Five historic black women leave lasting impression

by Life Editor Mari Williams

Each year during Black History Month, Martin Luther King Jr.’s speech is watched and the resiliency of Rosa Parks is discussed. These two were integral to the progress of the U.S. today but were not the only important people by far. Below are five black women who among others paved the way and changed history forever.

Annie Lee Cooper

At the very top of the list of kick-butt, black women is Annie Lee Cooper. The recently popularized Selma native was a civil rights activist in the voting rights movement. Cooper is best known for punching the notorious Dallas County Sheriff James Clark in the face after he repeatedly prodded her with his nightstick. Cooper’s brave story is one that lives on decades later.

Fannie Lou Hamer

Fannie Lou Hamer, a Mississippi civil rights activist once said, “One day I know the struggle will change. There’s got to be a change — not only for Mississippi, not only for the people in the U.S., but for people all over the world.” Hamer fought for equality in some of the toughest trenches in the country. Hamer was a co-creator of the Mississippi Freedom Democratic Party, which was created to challenge the white-only, Mississippi Democratic Party.

Donyale Luna

To this day people refer to Beverly Johnson as the first black woman on the cover of Vogue, but they are mistaken. Detroit-born Donyale Luna was the first black woman to grace the cover in 1966. Luna forced her way into the fashion industry and made a name for herself where no African-American had. Eventually Luna moved to Europe and became a sensation, appearing in Harper’s Bazaar as well as French and American Vogue.

Madam C.J. Walker

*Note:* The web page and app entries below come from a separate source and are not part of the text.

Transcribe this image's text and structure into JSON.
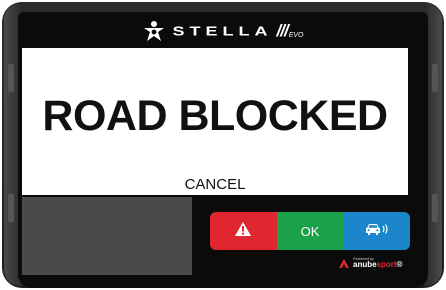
{
  "brand": {
    "name": "STELLA",
    "edition": "///",
    "edition_sub": "EVO"
  },
  "message": {
    "headline": "ROAD BLOCKED",
    "cancel_label": "CANCEL"
  },
  "actions": {
    "alert_icon": "warning-triangle-icon",
    "ok_label": "OK",
    "car_icon": "car-signal-icon"
  },
  "footer": {
    "powered_by": "Powered by",
    "vendor_prefix": "anube",
    "vendor_suffix": "sport",
    "vendor_reg": "®"
  },
  "colors": {
    "alert": "#e0262f",
    "ok": "#1aa24a",
    "car": "#1b86c9",
    "frame": "#1e1e1e"
  }
}
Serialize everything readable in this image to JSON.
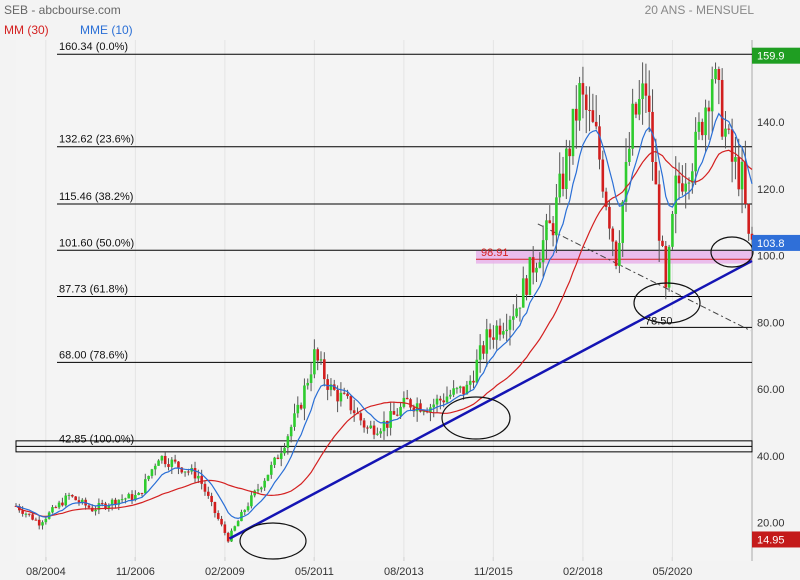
{
  "header": {
    "source": "SEB - abcbourse.com",
    "period": "20 ANS - MENSUEL",
    "ma_label": "MM (30)",
    "ema_label": "MME (10)"
  },
  "colors": {
    "candle_up": "#2ecc2e",
    "candle_down": "#d21e1e",
    "ma": "#d42020",
    "ema": "#2a6fd6",
    "trendline": "#1414b4",
    "fib_line": "#000000",
    "price_tag": "#2f6fd8",
    "high_tag": "#1f9e22",
    "low_tag": "#c41a1a",
    "support_zone": "#e8b3ea"
  },
  "chart_data": {
    "type": "candlestick",
    "title": "SEB - abcbourse.com",
    "subtitle": "20 ANS - MENSUEL",
    "x_tick_labels": [
      "08/2004",
      "11/2006",
      "02/2009",
      "05/2011",
      "08/2013",
      "11/2015",
      "02/2018",
      "05/2020"
    ],
    "y_tick_labels": [
      "20.00",
      "40.00",
      "60.00",
      "80.00",
      "100.0",
      "120.0",
      "140.0"
    ],
    "ylim": [
      8.5,
      164.6
    ],
    "price_tags": {
      "high": "159.9",
      "last": "103.8",
      "low": "14.95"
    },
    "fibonacci_levels": [
      {
        "label": "160.34  (0.0%)",
        "value": 160.34
      },
      {
        "label": "132.62  (23.6%)",
        "value": 132.62
      },
      {
        "label": "115.46  (38.2%)",
        "value": 115.46
      },
      {
        "label": "101.60  (50.0%)",
        "value": 101.6
      },
      {
        "label": "87.73  (61.8%)",
        "value": 87.73
      },
      {
        "label": "68.00  (78.6%)",
        "value": 68.0
      },
      {
        "label": "42.85  (100.0%)",
        "value": 42.85
      }
    ],
    "annotations": [
      {
        "label": "98.91",
        "value": 98.91
      },
      {
        "label": "78.50",
        "value": 78.5
      }
    ],
    "series": [
      {
        "name": "MM (30)",
        "type": "moving_average"
      },
      {
        "name": "MME (10)",
        "type": "exponential_moving_average"
      }
    ],
    "close_path": [
      [
        "2003-11",
        25
      ],
      [
        "2004-06",
        20
      ],
      [
        "2005-03",
        28
      ],
      [
        "2005-10",
        24
      ],
      [
        "2006-06",
        27
      ],
      [
        "2006-12",
        28
      ],
      [
        "2007-06",
        40
      ],
      [
        "2007-10",
        38
      ],
      [
        "2008-06",
        34
      ],
      [
        "2008-10",
        25
      ],
      [
        "2009-03",
        15
      ],
      [
        "2009-08",
        24
      ],
      [
        "2010-05",
        38
      ],
      [
        "2010-12",
        53
      ],
      [
        "2011-05",
        70
      ],
      [
        "2011-10",
        60
      ],
      [
        "2012-04",
        55
      ],
      [
        "2012-09",
        48
      ],
      [
        "2013-03",
        50
      ],
      [
        "2013-09",
        56
      ],
      [
        "2014-04",
        55
      ],
      [
        "2014-09",
        58
      ],
      [
        "2015-03",
        60
      ],
      [
        "2015-09",
        75
      ],
      [
        "2016-06",
        85
      ],
      [
        "2016-12",
        100
      ],
      [
        "2017-05",
        110
      ],
      [
        "2017-10",
        133
      ],
      [
        "2018-01",
        148
      ],
      [
        "2018-06",
        135
      ],
      [
        "2018-12",
        100
      ],
      [
        "2019-05",
        140
      ],
      [
        "2019-09",
        150
      ],
      [
        "2020-03",
        88
      ],
      [
        "2020-06",
        120
      ],
      [
        "2020-12",
        132
      ],
      [
        "2021-05",
        155
      ],
      [
        "2021-11",
        128
      ],
      [
        "2022-02",
        123
      ],
      [
        "2022-04",
        104
      ]
    ]
  }
}
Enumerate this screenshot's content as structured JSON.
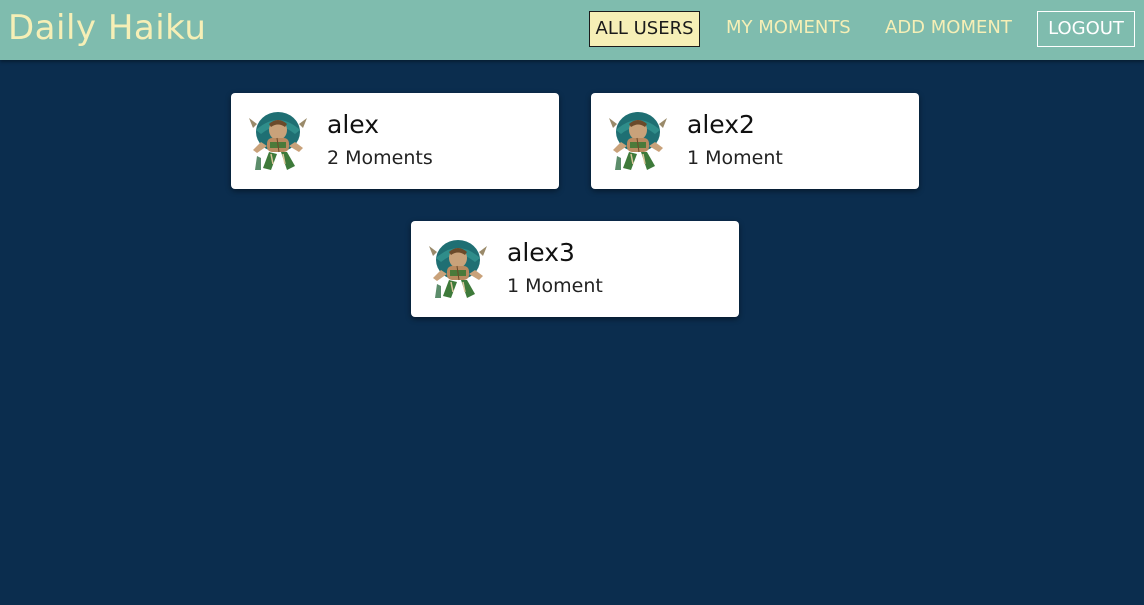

Madam C.J. Walker was America’s first, self-made, female millionaire, according to her website. Walker acquired her wealth by creating a line of beauty and hair products for black women. As a woman who suffered from a severe scalp disease that caused her to lose her hair, she began experimenting with different ointments until she found one that worked. Walker effectively paved the way for black female entrepreneurs around the country.

Bessie Coleman

Bessie Coleman was the first black female aviator and the first African-American to receive an international pilot license. Because no one in the U.S. would teach her to fly, Coleman learned French and traveled to Paris. In 1922 she earned her pilot license. Coleman flew over people’s expectations and became an odyssey upon her return to the U.S.